Père-Lachaise may be the super star cemetery of Paris in terms of notoriety and also as one of the most visited tourist attractions, but other cemeteries in Paris hold their own.
Montmartre Cemetery has its own share of great Parisians to be proud of: François Truffaut, Gustave Moreau, Degas, Fragonard, Hector Berlioz, Francis Picabia, Sacha Guitry, and American singer Carol Fredericks. Topping the list is legendary singer Dalida, one of the most beloved entertainers in Europe and the Middle East, selling more than 150 million records. She sadly committed suicide at the age of 54 in 1987 at the pinnacle of her career. Her elaborate tombstone contains a gray marble arch with a full-length statue of her posing in front.
Built on the remains of a gypsum mine, Montmartre Cemetery was opened in 1825. Due to the overcrowding of cemeteries in Paris and the ill health effects they caused, the city of Paris forbade the building of new cemeteries in the late 1700s. At that time, Montmartre was not part of Paris, and was officially incorporated in the arrondissement system during the Haussmann period in the 1860s.
I recently visited Montmartre Cemetery on a cool, sunny day, strolling through the alleyways of graves dotted with cedar, maple and chestnut trees laid bare. A blanket of thick green moss covered many of the tombstones and pots of mums were placed alongside but overturned by the strong winds. I captured the sun streaming through the delicate cobwebs inside the family chapels with stained glass in the background.

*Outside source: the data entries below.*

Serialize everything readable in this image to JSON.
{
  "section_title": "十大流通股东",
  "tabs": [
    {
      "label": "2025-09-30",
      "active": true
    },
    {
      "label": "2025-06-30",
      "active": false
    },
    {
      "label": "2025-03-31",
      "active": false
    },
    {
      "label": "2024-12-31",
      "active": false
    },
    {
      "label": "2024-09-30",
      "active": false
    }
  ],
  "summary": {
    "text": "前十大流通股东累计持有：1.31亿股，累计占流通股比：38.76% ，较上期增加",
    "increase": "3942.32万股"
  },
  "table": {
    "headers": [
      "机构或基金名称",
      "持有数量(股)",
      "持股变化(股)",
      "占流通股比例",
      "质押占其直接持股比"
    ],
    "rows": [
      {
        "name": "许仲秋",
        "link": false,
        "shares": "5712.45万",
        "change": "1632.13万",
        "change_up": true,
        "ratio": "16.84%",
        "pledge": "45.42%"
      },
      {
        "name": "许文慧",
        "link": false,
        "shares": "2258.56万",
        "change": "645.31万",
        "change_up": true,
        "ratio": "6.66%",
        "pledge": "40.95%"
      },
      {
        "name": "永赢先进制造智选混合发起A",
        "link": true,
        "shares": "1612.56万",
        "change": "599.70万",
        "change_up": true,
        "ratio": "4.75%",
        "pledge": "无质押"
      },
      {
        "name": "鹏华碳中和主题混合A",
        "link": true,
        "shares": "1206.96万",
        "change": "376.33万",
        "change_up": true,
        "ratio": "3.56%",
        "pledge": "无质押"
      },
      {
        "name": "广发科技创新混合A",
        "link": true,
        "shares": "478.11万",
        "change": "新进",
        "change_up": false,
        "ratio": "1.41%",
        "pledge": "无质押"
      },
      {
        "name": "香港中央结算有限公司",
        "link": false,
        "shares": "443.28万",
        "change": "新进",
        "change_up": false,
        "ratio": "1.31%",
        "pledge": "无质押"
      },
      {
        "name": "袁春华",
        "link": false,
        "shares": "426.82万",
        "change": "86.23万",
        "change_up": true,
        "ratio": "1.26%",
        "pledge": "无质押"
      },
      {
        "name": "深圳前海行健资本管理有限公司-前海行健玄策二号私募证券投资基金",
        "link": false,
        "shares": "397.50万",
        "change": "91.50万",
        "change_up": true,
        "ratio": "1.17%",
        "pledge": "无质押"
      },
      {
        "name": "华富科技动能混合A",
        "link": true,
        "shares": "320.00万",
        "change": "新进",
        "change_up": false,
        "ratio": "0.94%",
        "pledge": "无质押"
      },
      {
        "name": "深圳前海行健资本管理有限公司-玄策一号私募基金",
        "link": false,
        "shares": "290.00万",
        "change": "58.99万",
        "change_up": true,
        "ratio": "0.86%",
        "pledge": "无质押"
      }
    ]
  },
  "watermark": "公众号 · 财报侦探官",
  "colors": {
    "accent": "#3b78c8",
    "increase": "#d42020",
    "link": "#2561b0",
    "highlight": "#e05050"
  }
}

Spending time in the calming and peaceful Montmartre Cemetery was a perfect break from my sometimes hectic Paris life.
20 Avenue Rachel, 75018. Metro: Blanche or La Fourche